* [YOUR ASSIGNMENT]: Pull every line containing "glyph" from the entries.

# # #

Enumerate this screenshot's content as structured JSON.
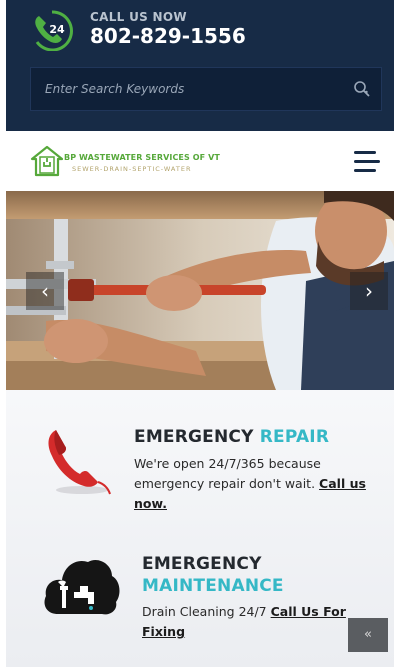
{
  "topbar": {
    "call_label": "CALL US NOW",
    "phone_number": "802-829-1556",
    "phone_icon_text": "24",
    "phone_icon": "phone-24-icon",
    "search_placeholder": "Enter Search Keywords",
    "search_icon": "search-icon"
  },
  "header": {
    "logo_title": "BP WASTEWATER SERVICES OF VT",
    "logo_tagline": "SEWER-DRAIN-SEPTIC-WATER",
    "logo_icon": "house-logo-icon",
    "menu_icon": "hamburger-menu-icon"
  },
  "slider": {
    "prev_label": "‹",
    "next_label": "›"
  },
  "services": [
    {
      "icon": "red-telephone-icon",
      "title_main": "EMERGENCY",
      "title_accent": "REPAIR",
      "text": "We're open 24/7/365 because emergency repair don't wait.",
      "link": "Call us now."
    },
    {
      "icon": "wrench-faucet-cloud-icon",
      "title_main": "EMERGENCY",
      "title_accent": "MAINTENANCE",
      "text": "Drain Cleaning 24/7",
      "link": "Call Us For Fixing"
    }
  ],
  "scroll_top": {
    "label": "«",
    "icon": "chevron-up-icon"
  },
  "colors": {
    "navy": "#172b46",
    "accent_teal": "#35b8c6",
    "logo_green": "#56a83a",
    "phone_red": "#d42b2b"
  }
}
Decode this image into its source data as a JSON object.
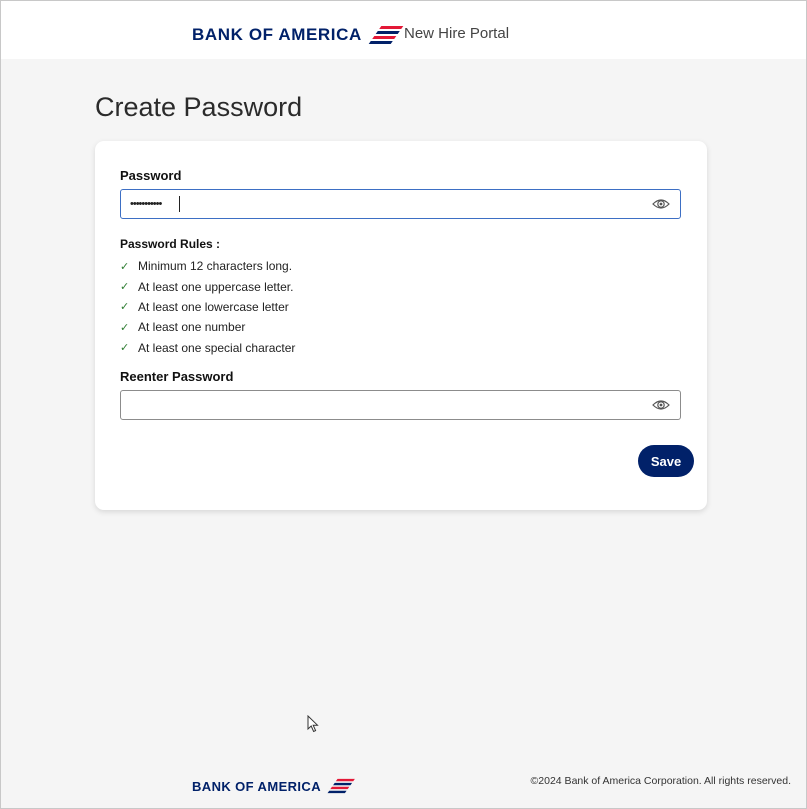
{
  "header": {
    "brand_name": "BANK OF AMERICA",
    "portal_name": "New Hire Portal"
  },
  "page": {
    "title": "Create Password"
  },
  "form": {
    "password": {
      "label": "Password",
      "value": "•••••••••••",
      "toggle_icon": "eye-icon"
    },
    "rules": {
      "title": "Password Rules :",
      "items": [
        {
          "text": "Minimum 12 characters long.",
          "status": "met"
        },
        {
          "text": "At least one uppercase letter.",
          "status": "met"
        },
        {
          "text": "At least one lowercase letter",
          "status": "met"
        },
        {
          "text": "At least one number",
          "status": "met"
        },
        {
          "text": "At least one special character",
          "status": "met"
        }
      ]
    },
    "reenter": {
      "label": "Reenter Password",
      "value": "",
      "toggle_icon": "eye-icon"
    },
    "save_label": "Save"
  },
  "footer": {
    "brand_name": "BANK OF AMERICA",
    "copyright": "©2024 Bank of America Corporation. All rights reserved."
  },
  "colors": {
    "brand_navy": "#012169",
    "brand_red": "#e31837",
    "check_green": "#2e7d32",
    "page_background": "#f5f5f5",
    "focus_border": "#3d6fc4"
  }
}
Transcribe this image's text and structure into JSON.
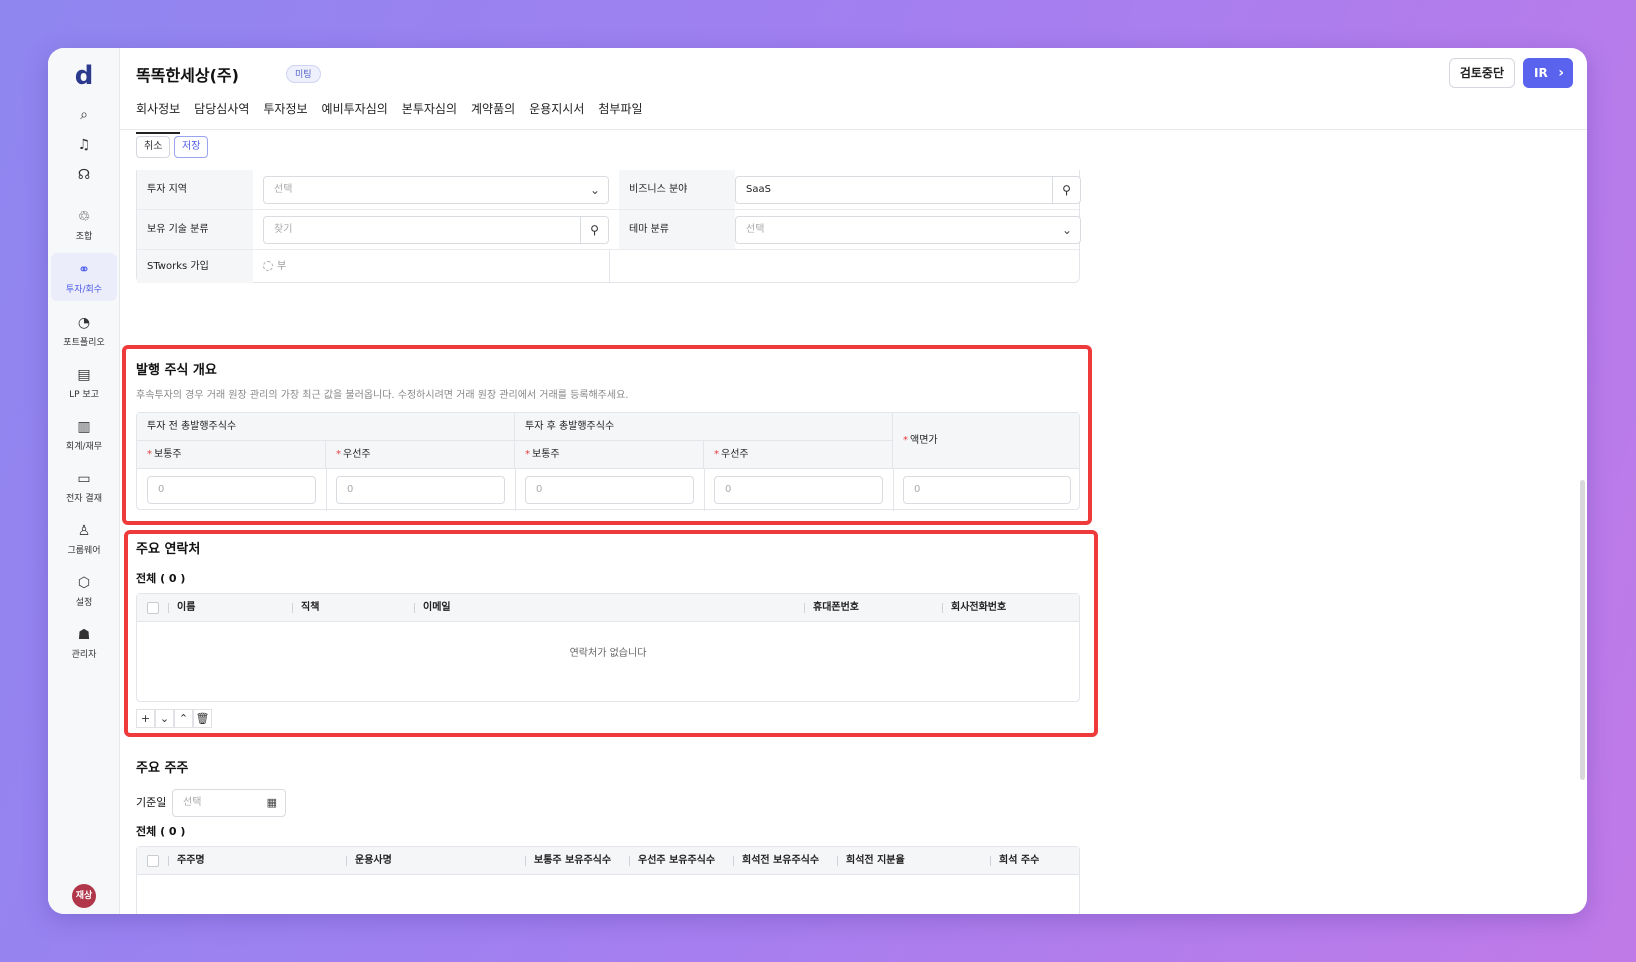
{
  "app": {
    "logo": "d"
  },
  "sidebar": {
    "top_icons": [
      {
        "name": "search-icon",
        "glyph": "⌕"
      },
      {
        "name": "bell-icon",
        "glyph": "♫"
      },
      {
        "name": "headset-icon",
        "glyph": "☊"
      }
    ],
    "items": [
      {
        "label": "조합",
        "glyph": "♲"
      },
      {
        "label": "투자/회수",
        "glyph": "⚭"
      },
      {
        "label": "포트폴리오",
        "glyph": "◔"
      },
      {
        "label": "LP 보고",
        "glyph": "▤"
      },
      {
        "label": "회계/재무",
        "glyph": "▥"
      },
      {
        "label": "전자 결재",
        "glyph": "▭"
      },
      {
        "label": "그룹웨어",
        "glyph": "♙"
      },
      {
        "label": "설정",
        "glyph": "⬡"
      },
      {
        "label": "관리자",
        "glyph": "☗"
      }
    ],
    "avatar": "재상"
  },
  "header": {
    "company": "똑똑한세상(주)",
    "badge": "미팅",
    "tabs": [
      "회사정보",
      "담당심사역",
      "투자정보",
      "예비투자심의",
      "본투자심의",
      "계약품의",
      "운용지시서",
      "첨부파일"
    ],
    "stop_button": "검토중단",
    "ir_button": "IR"
  },
  "actions": {
    "cancel": "취소",
    "save": "저장"
  },
  "form": {
    "region_label": "투자 지역",
    "region_placeholder": "선택",
    "business_label": "비즈니스 분야",
    "business_value": "SaaS",
    "tech_label": "보유 기술 분류",
    "tech_placeholder": "찾기",
    "theme_label": "테마 분류",
    "theme_placeholder": "선택",
    "stworks_label": "STworks 가입",
    "stworks_value": "부"
  },
  "shares": {
    "title": "발행 주식 개요",
    "desc": "후속투자의 경우 거래 원장 관리의 가장 최근 값을 불러옵니다. 수정하시려면 거래 원장 관리에서 거래를 등록해주세요.",
    "before_label": "투자 전 총발행주식수",
    "after_label": "투자 후 총발행주식수",
    "common": "보통주",
    "preferred": "우선주",
    "par_value": "액면가",
    "placeholder": "0"
  },
  "contacts": {
    "title": "주요 연락처",
    "count": "전체 ( 0 )",
    "columns": [
      "이름",
      "직책",
      "이메일",
      "휴대폰번호",
      "회사전화번호"
    ],
    "empty": "연락처가 없습니다"
  },
  "shareholders": {
    "title": "주요 주주",
    "date_label": "기준일",
    "date_placeholder": "선택",
    "count": "전체 ( 0 )",
    "columns": [
      "주주명",
      "운용사명",
      "보통주 보유주식수",
      "우선주 보유주식수",
      "희석전 보유주식수",
      "희석전 지분율",
      "희석 주수"
    ]
  },
  "colors": {
    "accent": "#5a63ee",
    "highlight": "#ee3a3a",
    "avatar": "#b1364a"
  }
}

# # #

* [EXPECTED ANSWER]:
        "glyph": "⌕"
        "glyph": "♫"
        "glyph": "☊"
        "glyph": "♲"
        "glyph": "⚭"
        "glyph": "◔"
        "glyph": "▤"
        "glyph": "▥"
        "glyph": "▭"
        "glyph": "♙"
        "glyph": "⬡"
        "glyph": "☗"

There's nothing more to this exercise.